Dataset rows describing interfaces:

^^^^^^^^

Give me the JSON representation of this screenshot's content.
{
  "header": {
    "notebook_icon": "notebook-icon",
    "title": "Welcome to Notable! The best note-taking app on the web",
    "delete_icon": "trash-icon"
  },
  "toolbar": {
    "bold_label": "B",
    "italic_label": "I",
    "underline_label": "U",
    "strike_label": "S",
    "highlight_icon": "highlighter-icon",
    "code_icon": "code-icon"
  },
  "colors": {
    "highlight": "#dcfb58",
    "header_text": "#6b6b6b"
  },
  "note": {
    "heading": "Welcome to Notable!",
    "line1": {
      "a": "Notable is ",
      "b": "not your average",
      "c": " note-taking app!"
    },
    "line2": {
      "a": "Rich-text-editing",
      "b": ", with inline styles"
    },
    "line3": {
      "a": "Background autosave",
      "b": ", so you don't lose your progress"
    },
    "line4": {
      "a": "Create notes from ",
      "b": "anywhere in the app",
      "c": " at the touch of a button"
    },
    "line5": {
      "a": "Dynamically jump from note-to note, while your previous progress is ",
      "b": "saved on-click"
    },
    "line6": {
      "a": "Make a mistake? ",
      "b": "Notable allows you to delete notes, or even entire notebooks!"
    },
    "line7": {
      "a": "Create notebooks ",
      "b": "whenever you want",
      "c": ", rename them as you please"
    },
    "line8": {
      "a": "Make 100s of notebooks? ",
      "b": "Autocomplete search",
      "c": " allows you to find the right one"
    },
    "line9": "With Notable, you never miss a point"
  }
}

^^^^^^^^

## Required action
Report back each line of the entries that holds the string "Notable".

## Answer section
    "title": "Welcome to Notable! The best note-taking app on the web",
    "heading": "Welcome to Notable!",
      "a": "Notable is ",
      "b": "Notable allows you to delete notes, or even entire notebooks!"
    "line9": "With Notable, you never miss a point"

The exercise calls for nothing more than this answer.